**TASK ITEM:** Among these records, which lines include "icon"? Copy them out.

----

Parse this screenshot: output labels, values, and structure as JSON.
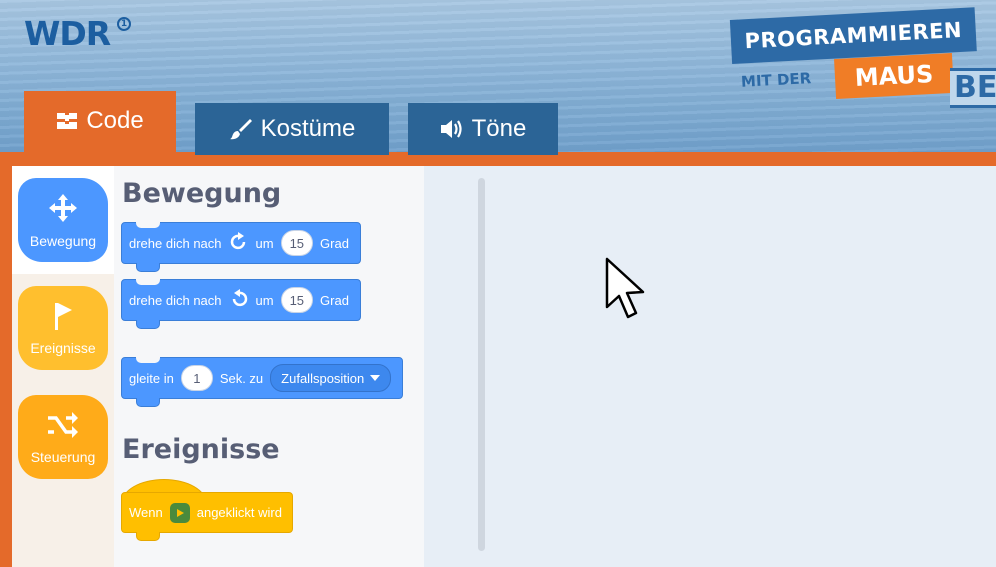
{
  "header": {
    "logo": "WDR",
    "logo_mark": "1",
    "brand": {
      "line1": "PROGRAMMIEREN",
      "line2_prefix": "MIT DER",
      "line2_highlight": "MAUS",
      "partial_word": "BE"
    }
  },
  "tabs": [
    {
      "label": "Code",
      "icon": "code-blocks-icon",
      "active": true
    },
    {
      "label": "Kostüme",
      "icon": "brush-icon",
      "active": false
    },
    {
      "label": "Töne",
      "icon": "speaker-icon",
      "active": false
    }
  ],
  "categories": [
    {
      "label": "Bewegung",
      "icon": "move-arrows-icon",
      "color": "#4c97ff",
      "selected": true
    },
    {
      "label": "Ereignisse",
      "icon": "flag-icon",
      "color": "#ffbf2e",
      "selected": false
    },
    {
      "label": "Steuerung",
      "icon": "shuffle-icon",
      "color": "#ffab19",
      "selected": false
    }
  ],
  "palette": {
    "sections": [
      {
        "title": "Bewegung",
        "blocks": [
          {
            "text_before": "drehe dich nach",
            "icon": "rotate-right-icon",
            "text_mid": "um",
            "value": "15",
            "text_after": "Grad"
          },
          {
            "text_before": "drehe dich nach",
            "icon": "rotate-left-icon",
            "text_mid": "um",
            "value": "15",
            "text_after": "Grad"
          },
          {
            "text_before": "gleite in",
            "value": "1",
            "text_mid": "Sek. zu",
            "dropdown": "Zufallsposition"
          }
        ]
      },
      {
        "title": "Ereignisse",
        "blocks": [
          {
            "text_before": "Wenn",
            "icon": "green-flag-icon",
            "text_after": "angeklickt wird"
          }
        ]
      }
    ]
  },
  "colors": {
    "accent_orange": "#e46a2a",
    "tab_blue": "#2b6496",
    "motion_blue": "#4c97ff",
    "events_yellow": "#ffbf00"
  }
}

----

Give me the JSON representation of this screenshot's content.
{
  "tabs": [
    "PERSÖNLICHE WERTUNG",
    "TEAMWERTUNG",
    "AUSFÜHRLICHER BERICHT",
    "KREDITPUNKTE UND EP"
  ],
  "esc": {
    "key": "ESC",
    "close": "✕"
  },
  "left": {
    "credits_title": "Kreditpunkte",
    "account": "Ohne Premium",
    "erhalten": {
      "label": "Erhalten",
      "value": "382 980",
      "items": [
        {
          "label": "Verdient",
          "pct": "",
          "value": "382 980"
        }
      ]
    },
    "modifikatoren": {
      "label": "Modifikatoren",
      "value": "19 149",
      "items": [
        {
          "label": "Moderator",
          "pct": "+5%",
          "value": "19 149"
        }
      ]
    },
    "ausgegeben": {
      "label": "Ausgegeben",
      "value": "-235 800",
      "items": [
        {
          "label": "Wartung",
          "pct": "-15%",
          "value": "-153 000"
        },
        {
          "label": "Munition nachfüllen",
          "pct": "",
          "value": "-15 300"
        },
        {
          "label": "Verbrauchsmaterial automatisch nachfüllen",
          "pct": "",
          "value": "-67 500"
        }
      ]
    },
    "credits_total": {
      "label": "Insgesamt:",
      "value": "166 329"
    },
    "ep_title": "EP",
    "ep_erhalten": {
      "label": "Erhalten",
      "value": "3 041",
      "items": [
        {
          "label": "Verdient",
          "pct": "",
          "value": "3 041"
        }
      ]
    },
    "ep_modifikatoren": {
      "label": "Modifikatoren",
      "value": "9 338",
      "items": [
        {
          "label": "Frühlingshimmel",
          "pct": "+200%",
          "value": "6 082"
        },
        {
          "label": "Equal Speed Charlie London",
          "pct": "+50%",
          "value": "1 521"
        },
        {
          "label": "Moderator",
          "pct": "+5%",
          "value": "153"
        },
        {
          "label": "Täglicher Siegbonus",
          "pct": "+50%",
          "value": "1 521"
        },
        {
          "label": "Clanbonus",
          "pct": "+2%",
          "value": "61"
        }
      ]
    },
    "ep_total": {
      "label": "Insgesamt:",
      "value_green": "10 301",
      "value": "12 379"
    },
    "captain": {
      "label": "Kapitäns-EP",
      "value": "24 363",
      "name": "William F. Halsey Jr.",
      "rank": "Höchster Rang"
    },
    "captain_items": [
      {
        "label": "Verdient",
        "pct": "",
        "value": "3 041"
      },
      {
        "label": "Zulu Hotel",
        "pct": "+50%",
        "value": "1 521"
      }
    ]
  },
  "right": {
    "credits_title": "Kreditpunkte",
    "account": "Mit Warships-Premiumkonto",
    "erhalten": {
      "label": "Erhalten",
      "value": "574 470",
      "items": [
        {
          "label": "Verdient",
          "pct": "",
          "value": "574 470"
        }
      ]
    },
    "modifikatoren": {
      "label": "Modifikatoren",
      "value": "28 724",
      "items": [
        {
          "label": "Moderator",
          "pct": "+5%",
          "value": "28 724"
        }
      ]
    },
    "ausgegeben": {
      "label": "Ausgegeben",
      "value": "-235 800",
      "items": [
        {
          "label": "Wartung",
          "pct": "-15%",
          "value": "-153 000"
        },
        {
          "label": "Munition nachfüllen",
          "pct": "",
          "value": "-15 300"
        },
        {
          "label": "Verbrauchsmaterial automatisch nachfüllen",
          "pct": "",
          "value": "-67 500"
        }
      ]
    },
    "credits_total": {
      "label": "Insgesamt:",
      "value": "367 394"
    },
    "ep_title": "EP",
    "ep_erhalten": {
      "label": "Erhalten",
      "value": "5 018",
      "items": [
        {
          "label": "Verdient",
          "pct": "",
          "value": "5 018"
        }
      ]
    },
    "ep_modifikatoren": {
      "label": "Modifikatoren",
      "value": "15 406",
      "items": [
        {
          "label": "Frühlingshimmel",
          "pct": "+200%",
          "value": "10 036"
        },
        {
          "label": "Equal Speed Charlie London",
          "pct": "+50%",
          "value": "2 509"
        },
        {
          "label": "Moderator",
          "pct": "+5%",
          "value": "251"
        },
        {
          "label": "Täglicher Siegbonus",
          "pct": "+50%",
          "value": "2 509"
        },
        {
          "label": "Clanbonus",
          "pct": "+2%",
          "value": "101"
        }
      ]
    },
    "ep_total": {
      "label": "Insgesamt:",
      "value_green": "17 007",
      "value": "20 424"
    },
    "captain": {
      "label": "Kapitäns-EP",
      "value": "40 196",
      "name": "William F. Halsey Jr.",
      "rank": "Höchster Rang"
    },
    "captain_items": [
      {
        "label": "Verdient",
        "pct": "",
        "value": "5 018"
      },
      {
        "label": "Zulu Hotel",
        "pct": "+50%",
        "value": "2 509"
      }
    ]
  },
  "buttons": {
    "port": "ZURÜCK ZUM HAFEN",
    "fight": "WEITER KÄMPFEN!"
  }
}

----

**TASK RESPONSE:**
      "icon": "code-blocks-icon",
      "icon": "brush-icon",
      "icon": "speaker-icon",
      "icon": "move-arrows-icon",
      "icon": "flag-icon",
      "icon": "shuffle-icon",
            "icon": "rotate-right-icon",
            "icon": "rotate-left-icon",
            "icon": "green-flag-icon",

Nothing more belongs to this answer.